Facebook uses newspaper ads to warn about fake news and gives tips to help spot it
Facebook's fight against fake news has been taken to the printed press. The social networking giant has taken out a series of ads in UK newspapers giving tips about how to spot fake news. The ad campaign comes as Brits prepare to go to the polls and vote in the snap General Election in a month's time.
The issue of fake news really came to prominence in the run up to the US election, and research has shown that Facebook has become a tool that is used as part of campaigning to spread propaganda. In addition to the print ads, Facebook has also closed down thousands of UK accounts and is also expanding its automated system for spotting fake news to the UK.

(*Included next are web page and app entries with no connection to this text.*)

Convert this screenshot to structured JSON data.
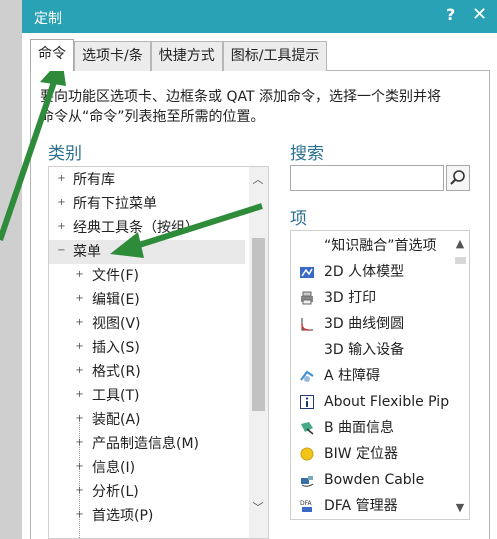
{
  "window": {
    "title": "定制",
    "help_label": "?",
    "close_label": "✕"
  },
  "tabs": [
    {
      "label": "命令"
    },
    {
      "label": "选项卡/条"
    },
    {
      "label": "快捷方式"
    },
    {
      "label": "图标/工具提示"
    }
  ],
  "instruction": {
    "line1": "要向功能区选项卡、边框条或 QAT 添加命令，选择一个类别并将",
    "line2": "命令从“命令”列表拖至所需的位置。"
  },
  "categories": {
    "title": "类别",
    "items": [
      {
        "label": "所有库",
        "expander": "+"
      },
      {
        "label": "所有下拉菜单",
        "expander": "+"
      },
      {
        "label": "经典工具条（按组）",
        "expander": "+"
      },
      {
        "label": "菜单",
        "expander": "−"
      },
      {
        "label": "文件(F)",
        "expander": "+"
      },
      {
        "label": "编辑(E)",
        "expander": "+"
      },
      {
        "label": "视图(V)",
        "expander": "+"
      },
      {
        "label": "插入(S)",
        "expander": "+"
      },
      {
        "label": "格式(R)",
        "expander": "+"
      },
      {
        "label": "工具(T)",
        "expander": "+"
      },
      {
        "label": "装配(A)",
        "expander": "+"
      },
      {
        "label": "产品制造信息(M)",
        "expander": "+"
      },
      {
        "label": "信息(I)",
        "expander": "+"
      },
      {
        "label": "分析(L)",
        "expander": "+"
      },
      {
        "label": "首选项(P)",
        "expander": "+"
      }
    ]
  },
  "search": {
    "title": "搜索",
    "value": "",
    "button_icon": "magnifier-icon"
  },
  "items": {
    "title": "项",
    "list": [
      {
        "label": "“知识融合”首选项",
        "icon": "blank"
      },
      {
        "label": "2D 人体模型",
        "icon": "human-model-icon"
      },
      {
        "label": "3D 打印",
        "icon": "printer-icon"
      },
      {
        "label": "3D 曲线倒圆",
        "icon": "curve-fillet-icon"
      },
      {
        "label": "3D 输入设备",
        "icon": "blank"
      },
      {
        "label": "A 柱障碍",
        "icon": "pillar-icon"
      },
      {
        "label": "About Flexible Pip",
        "icon": "info-icon"
      },
      {
        "label": "B 曲面信息",
        "icon": "surface-info-icon"
      },
      {
        "label": "BIW 定位器",
        "icon": "yellow-dot-icon"
      },
      {
        "label": "Bowden Cable",
        "icon": "cable-icon"
      },
      {
        "label": "DFA 管理器",
        "icon": "dfa-icon"
      }
    ]
  },
  "colors": {
    "accent": "#2aa2b6",
    "arrow": "#2e8b3a",
    "section_title": "#2b6f8f"
  }
}
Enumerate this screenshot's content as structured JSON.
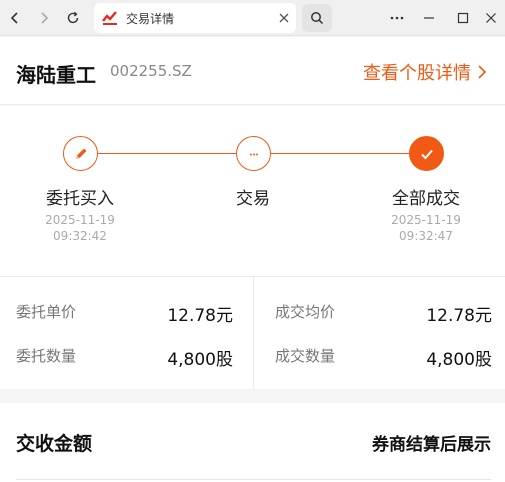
{
  "browser": {
    "tab_title": "交易详情"
  },
  "header": {
    "stock_name": "海陆重工",
    "stock_code": "002255.SZ",
    "detail_link": "查看个股详情"
  },
  "steps": [
    {
      "label": "委托买入",
      "date": "2025-11-19",
      "time": "09:32:42",
      "icon": "pencil-icon"
    },
    {
      "label": "交易",
      "date": "",
      "time": "",
      "icon": "ellipsis-icon"
    },
    {
      "label": "全部成交",
      "date": "2025-11-19",
      "time": "09:32:47",
      "icon": "check-icon"
    }
  ],
  "order": {
    "price_label": "委托单价",
    "price_value": "12.78元",
    "qty_label": "委托数量",
    "qty_value": "4,800股"
  },
  "deal": {
    "price_label": "成交均价",
    "price_value": "12.78元",
    "qty_label": "成交数量",
    "qty_value": "4,800股"
  },
  "settlement": {
    "title": "交收金额",
    "note": "券商结算后展示"
  },
  "colors": {
    "accent": "#f05a14"
  }
}
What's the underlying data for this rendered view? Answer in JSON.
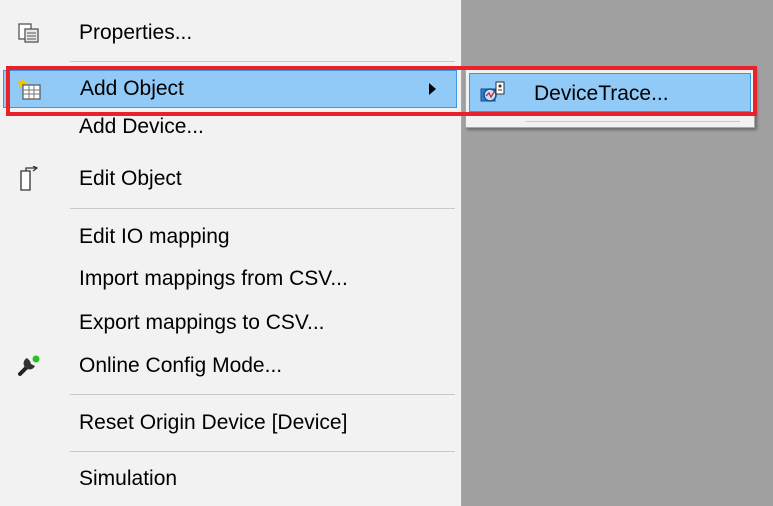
{
  "context_menu": {
    "items": [
      {
        "label": "Properties...",
        "icon": "properties-icon"
      },
      {
        "label": "Add Object",
        "icon": "add-object-icon",
        "has_submenu": true,
        "highlighted": true
      },
      {
        "label": "Add Device...",
        "icon": ""
      },
      {
        "label": "Edit Object",
        "icon": "edit-object-icon"
      },
      {
        "label": "Edit IO mapping",
        "icon": ""
      },
      {
        "label": "Import mappings from CSV...",
        "icon": ""
      },
      {
        "label": "Export mappings to CSV...",
        "icon": ""
      },
      {
        "label": "Online Config Mode...",
        "icon": "online-config-icon"
      },
      {
        "label": "Reset Origin Device [Device]",
        "icon": ""
      },
      {
        "label": "Simulation",
        "icon": ""
      }
    ]
  },
  "submenu": {
    "items": [
      {
        "label": "DeviceTrace...",
        "icon": "devicetrace-icon",
        "highlighted": true
      }
    ]
  },
  "colors": {
    "highlight": "#91c9f7",
    "highlight_border": "#3d96e0",
    "annotation_box": "#e8222a",
    "menu_bg": "#f2f2f2",
    "background": "#a0a0a0"
  }
}
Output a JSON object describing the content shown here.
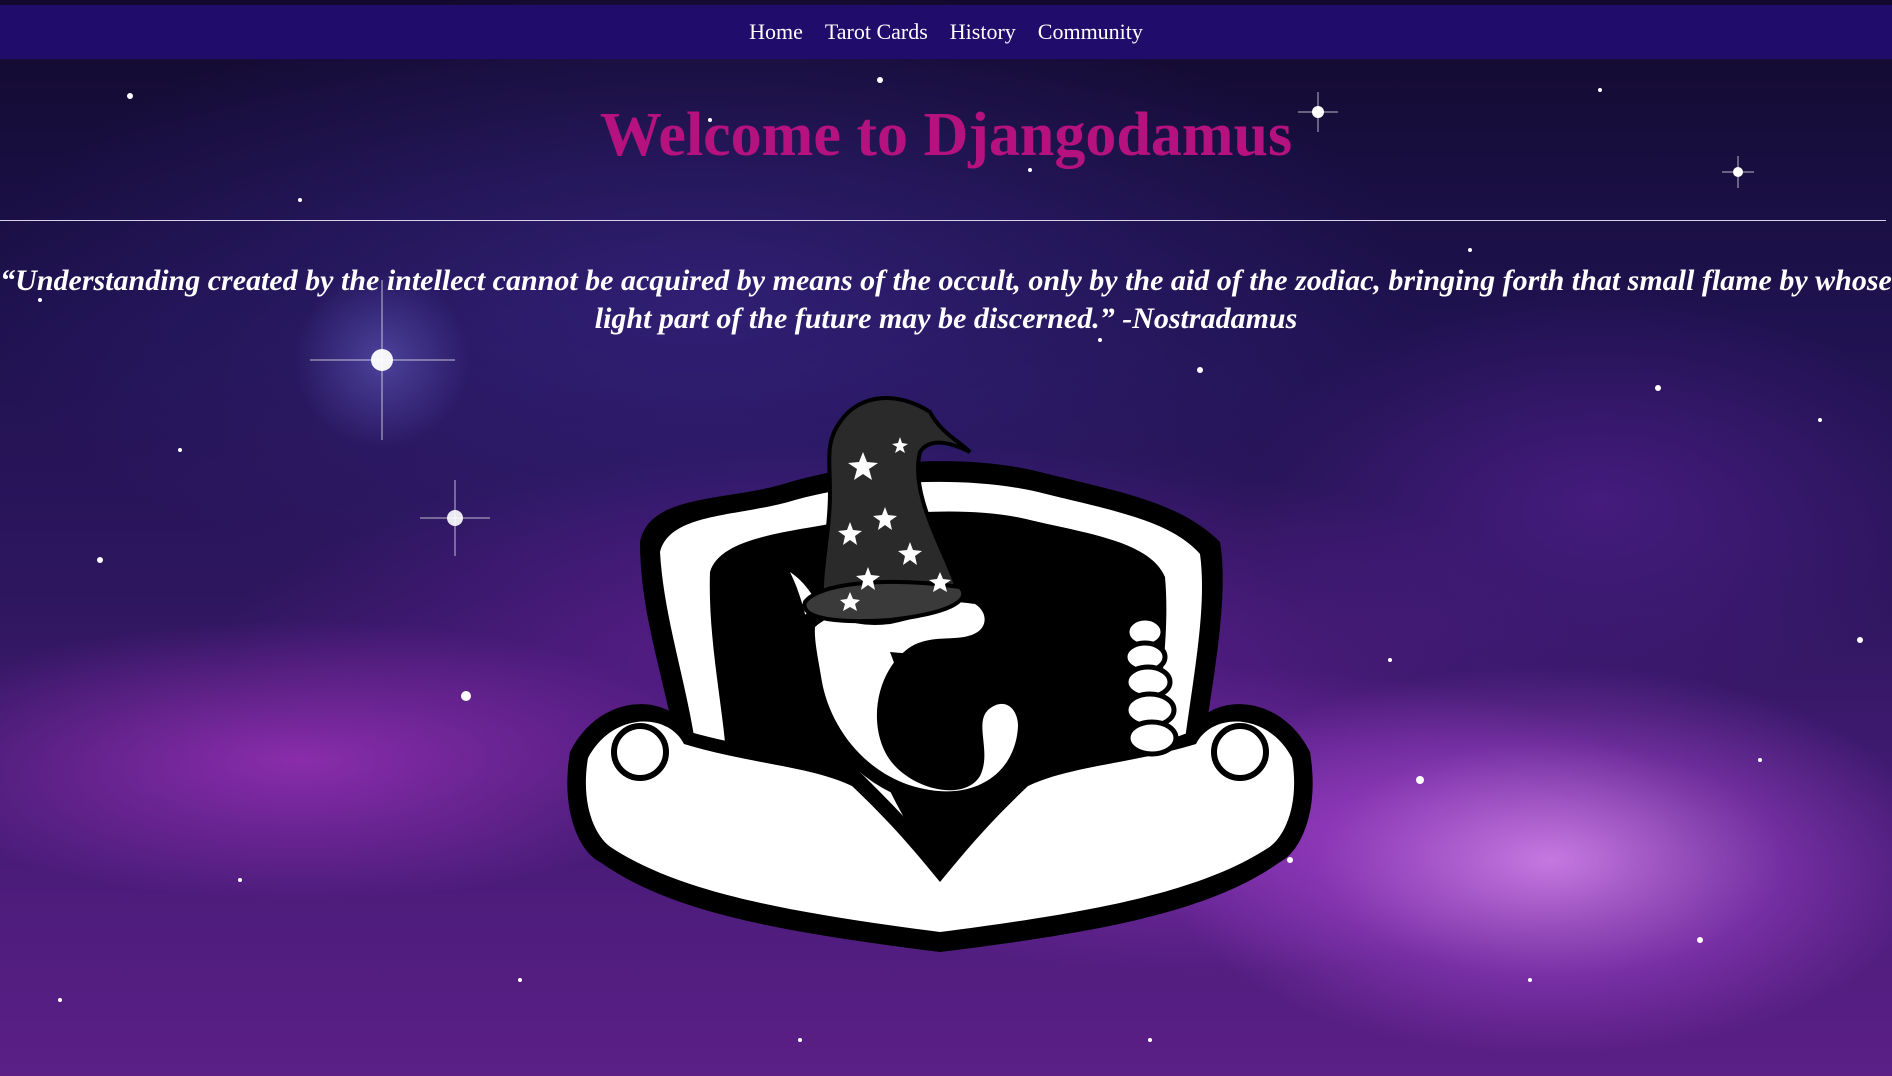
{
  "nav": {
    "items": [
      {
        "label": "Home"
      },
      {
        "label": "Tarot Cards"
      },
      {
        "label": "History"
      },
      {
        "label": "Community"
      }
    ]
  },
  "main": {
    "title": "Welcome to Djangodamus",
    "quote": "“Understanding created by the intellect cannot be acquired by means of the occult, only by the aid of the zodiac, bringing forth that small flame by whose light part of the future may be discerned.” -Nostradamus"
  },
  "logo": {
    "icon": "snake-wizard-hat-logo"
  },
  "colors": {
    "nav_bg": "#1f0c6b",
    "title": "#b5127f",
    "text": "#ffffff"
  }
}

Facebook, like so many other online companies, has been under increasing pressure to do something about the problem of fake news and the influence it has over people and the narrative of current affairs. With research showing that the social networking site was actively used to try to control the outcome of the US and French elections, the company is clearly keen to be seen to be doing what it can to appear impartial. With so much importance being placed on the post-Brexit General Election, the need to stem the flow of fake news has never been greater.
So what are Facebook's fake news tips? Here are the social network's ten suggestions:
- Be skeptical of headlines
- Look closely at the URL [web address]
- Investigate the source
- Watch for unusual formatting
- Consider the photos
- Check the date
- Check the evidence
- Look at other reports
- Is the story a joke?
- Some stories are intentionally false [satirical]
Facebook says that it is now actively monitoring content that receives a lot of reposts, and accounts that show a sudden increase in activity are also marked out for special attention in case these are signs of attempted interference or fake news spreading. The site's algorithms have also been tweaked so that stories which are read by a lot of people but not shared afterwards are ranked lower than they used to be. The lack of sharing is taken as an indication that readers have judged the article to be unworthy of attention.